[Dataset rows for apps and sites]
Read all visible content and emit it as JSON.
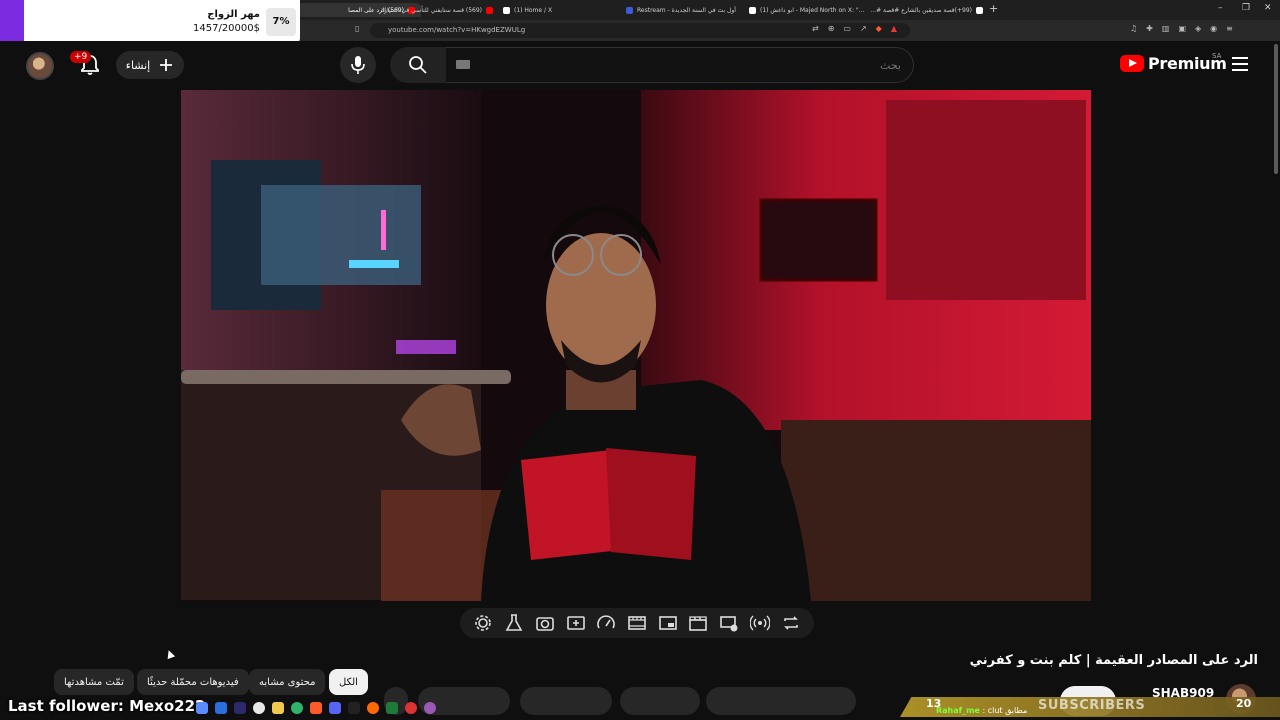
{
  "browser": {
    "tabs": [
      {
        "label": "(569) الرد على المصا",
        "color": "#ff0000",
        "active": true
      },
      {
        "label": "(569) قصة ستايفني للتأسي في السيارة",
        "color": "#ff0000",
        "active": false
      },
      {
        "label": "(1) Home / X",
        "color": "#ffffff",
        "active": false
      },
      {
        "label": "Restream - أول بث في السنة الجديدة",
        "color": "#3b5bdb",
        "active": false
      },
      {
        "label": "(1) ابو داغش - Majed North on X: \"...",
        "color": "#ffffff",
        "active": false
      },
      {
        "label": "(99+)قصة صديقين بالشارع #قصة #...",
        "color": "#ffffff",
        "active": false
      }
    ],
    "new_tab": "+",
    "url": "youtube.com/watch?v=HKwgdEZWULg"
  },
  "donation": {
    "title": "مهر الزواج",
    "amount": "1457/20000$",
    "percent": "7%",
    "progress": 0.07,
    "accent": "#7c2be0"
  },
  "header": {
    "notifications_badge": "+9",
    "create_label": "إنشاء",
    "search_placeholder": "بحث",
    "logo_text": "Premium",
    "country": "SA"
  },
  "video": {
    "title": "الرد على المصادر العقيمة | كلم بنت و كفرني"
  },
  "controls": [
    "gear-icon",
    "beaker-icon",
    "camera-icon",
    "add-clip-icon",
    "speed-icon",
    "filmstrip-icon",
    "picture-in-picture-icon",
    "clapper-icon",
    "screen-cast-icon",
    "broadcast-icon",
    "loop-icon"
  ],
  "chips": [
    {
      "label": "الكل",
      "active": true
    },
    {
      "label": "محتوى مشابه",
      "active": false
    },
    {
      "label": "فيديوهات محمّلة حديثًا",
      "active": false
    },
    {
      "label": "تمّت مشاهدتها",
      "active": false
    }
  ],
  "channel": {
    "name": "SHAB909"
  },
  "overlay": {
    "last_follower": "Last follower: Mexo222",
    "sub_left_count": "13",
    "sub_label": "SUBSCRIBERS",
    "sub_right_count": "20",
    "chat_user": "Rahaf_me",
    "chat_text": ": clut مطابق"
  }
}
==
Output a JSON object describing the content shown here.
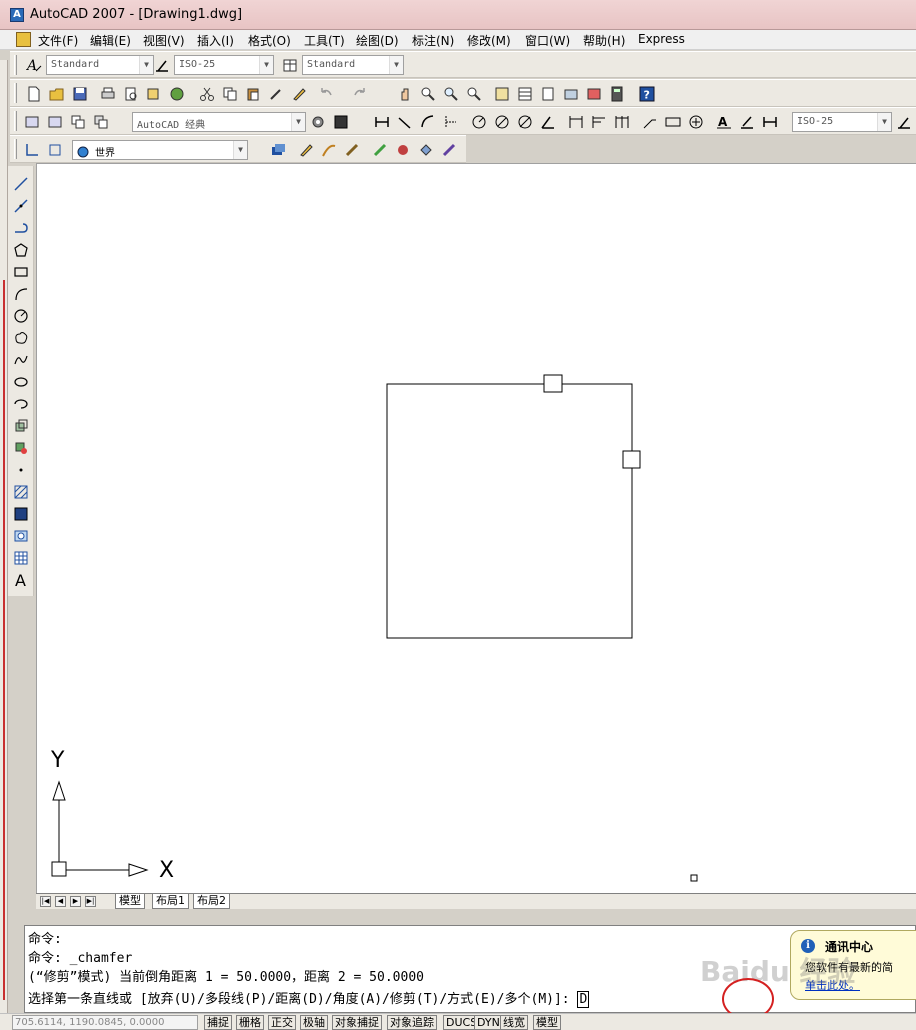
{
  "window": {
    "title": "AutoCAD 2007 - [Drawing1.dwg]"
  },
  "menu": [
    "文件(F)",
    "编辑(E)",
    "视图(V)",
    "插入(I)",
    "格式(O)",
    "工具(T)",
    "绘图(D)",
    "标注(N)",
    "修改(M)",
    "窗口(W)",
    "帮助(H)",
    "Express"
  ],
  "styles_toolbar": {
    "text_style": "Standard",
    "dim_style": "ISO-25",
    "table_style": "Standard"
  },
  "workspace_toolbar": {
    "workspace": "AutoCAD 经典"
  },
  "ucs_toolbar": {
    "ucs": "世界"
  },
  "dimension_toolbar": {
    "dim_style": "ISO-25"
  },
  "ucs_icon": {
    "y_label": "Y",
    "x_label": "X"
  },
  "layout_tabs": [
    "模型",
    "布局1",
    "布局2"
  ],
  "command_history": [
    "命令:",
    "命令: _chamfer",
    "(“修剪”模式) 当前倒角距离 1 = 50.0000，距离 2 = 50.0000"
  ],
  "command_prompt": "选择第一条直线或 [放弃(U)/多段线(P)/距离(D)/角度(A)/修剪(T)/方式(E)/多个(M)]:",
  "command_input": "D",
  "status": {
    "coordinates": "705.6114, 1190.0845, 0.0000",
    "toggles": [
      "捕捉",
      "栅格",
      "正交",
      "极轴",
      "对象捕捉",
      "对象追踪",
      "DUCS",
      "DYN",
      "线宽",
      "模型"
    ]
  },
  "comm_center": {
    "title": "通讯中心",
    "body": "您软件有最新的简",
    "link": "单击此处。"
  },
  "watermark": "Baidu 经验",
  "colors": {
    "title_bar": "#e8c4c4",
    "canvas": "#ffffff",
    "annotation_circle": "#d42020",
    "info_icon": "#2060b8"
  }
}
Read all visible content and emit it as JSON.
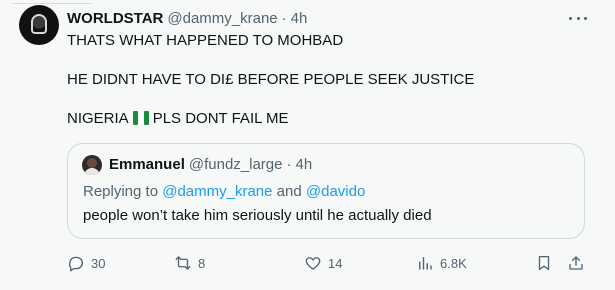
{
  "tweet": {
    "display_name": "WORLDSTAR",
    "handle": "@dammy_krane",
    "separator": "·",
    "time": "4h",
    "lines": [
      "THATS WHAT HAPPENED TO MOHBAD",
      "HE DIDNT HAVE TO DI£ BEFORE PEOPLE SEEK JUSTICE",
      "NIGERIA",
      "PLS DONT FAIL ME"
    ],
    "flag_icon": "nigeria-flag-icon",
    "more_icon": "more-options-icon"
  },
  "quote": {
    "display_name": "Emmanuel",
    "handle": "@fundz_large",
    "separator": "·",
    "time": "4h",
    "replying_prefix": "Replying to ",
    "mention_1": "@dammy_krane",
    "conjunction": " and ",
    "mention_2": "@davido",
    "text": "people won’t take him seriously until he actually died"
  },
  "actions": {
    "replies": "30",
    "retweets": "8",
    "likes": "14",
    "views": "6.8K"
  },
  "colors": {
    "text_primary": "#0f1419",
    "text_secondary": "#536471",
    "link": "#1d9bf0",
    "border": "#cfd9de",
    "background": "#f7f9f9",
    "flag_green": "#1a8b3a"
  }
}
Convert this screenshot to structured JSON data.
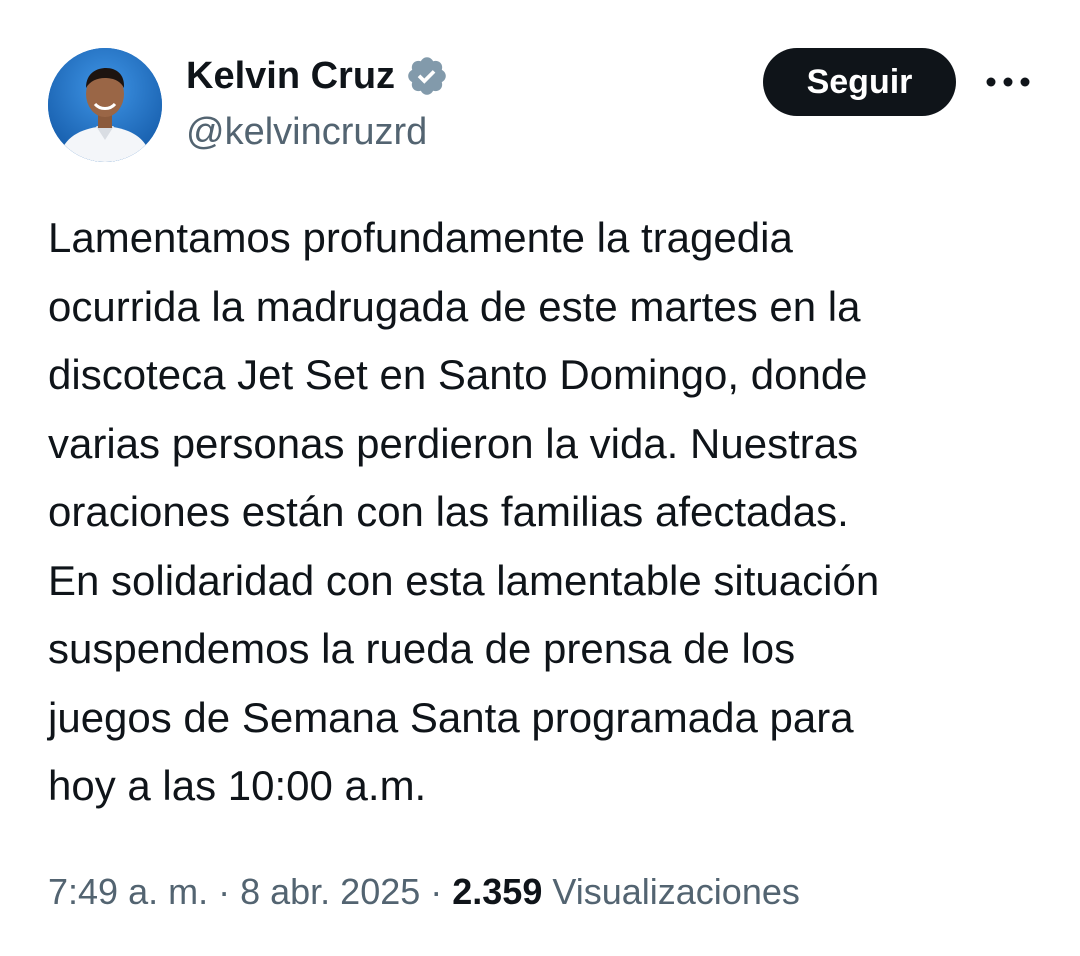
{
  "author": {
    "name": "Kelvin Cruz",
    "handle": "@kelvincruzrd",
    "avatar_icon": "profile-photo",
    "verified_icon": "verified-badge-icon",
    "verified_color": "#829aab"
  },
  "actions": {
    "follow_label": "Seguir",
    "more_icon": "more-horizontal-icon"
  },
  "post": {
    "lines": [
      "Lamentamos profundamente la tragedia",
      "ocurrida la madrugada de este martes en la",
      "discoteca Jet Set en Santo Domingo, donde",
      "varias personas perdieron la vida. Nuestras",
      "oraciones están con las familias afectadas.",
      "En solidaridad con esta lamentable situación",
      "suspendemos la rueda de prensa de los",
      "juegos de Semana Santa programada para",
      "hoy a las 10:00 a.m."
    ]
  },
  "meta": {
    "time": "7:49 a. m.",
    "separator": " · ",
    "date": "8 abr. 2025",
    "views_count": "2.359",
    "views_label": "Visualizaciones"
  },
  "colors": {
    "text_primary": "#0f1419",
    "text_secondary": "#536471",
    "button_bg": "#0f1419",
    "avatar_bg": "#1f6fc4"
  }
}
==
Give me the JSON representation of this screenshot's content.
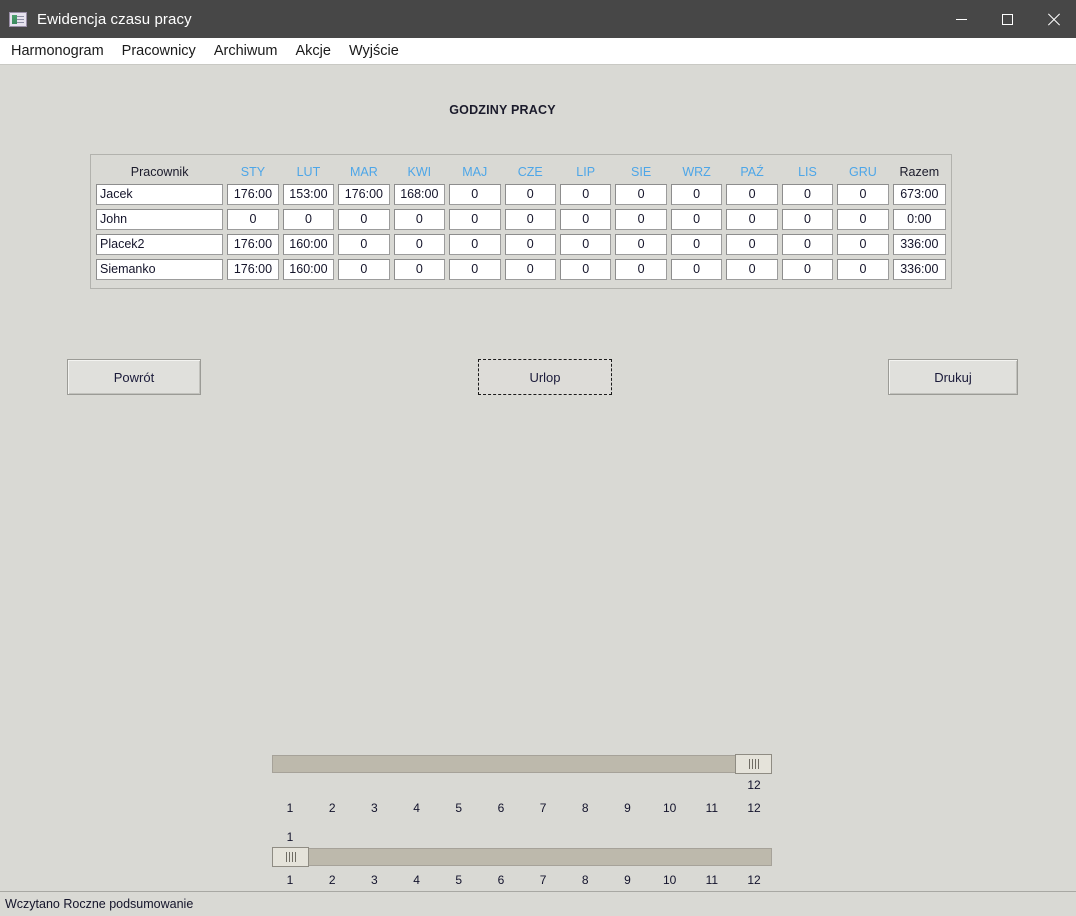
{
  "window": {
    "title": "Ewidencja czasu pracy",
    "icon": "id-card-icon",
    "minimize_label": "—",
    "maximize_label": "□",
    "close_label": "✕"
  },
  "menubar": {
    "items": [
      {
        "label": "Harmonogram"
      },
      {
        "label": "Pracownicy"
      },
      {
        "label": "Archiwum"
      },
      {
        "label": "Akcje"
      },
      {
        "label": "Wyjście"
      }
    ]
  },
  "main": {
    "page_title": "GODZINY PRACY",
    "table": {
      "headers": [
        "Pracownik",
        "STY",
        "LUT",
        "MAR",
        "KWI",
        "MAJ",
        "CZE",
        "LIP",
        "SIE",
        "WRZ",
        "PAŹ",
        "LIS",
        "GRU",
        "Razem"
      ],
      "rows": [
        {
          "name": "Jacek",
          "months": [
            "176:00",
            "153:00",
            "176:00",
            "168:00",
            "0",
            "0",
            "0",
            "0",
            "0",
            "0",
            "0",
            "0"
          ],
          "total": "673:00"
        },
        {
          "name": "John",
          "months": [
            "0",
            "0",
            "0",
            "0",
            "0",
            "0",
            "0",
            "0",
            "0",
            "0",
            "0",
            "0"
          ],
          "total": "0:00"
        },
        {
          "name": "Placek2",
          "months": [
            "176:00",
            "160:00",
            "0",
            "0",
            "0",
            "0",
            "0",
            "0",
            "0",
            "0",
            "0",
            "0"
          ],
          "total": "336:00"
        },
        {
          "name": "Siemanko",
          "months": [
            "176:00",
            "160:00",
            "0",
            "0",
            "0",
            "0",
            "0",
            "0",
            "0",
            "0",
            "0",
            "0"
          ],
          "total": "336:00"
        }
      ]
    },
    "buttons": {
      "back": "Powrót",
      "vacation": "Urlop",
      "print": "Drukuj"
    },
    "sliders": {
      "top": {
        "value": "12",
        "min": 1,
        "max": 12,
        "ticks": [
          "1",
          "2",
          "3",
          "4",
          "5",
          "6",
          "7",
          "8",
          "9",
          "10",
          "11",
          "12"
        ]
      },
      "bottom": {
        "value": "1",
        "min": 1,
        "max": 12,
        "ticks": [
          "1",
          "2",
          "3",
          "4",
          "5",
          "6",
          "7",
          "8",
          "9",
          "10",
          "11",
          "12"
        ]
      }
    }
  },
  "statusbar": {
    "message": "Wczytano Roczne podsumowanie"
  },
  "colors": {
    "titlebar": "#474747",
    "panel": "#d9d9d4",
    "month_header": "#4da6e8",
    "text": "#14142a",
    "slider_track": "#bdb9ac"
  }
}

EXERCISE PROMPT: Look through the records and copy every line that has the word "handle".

OUTPUT OF THE TASK:
    "handle": "@dammy_krane",
    "handle": "@fundz_large",
    "handle": "@kelvincruzrd",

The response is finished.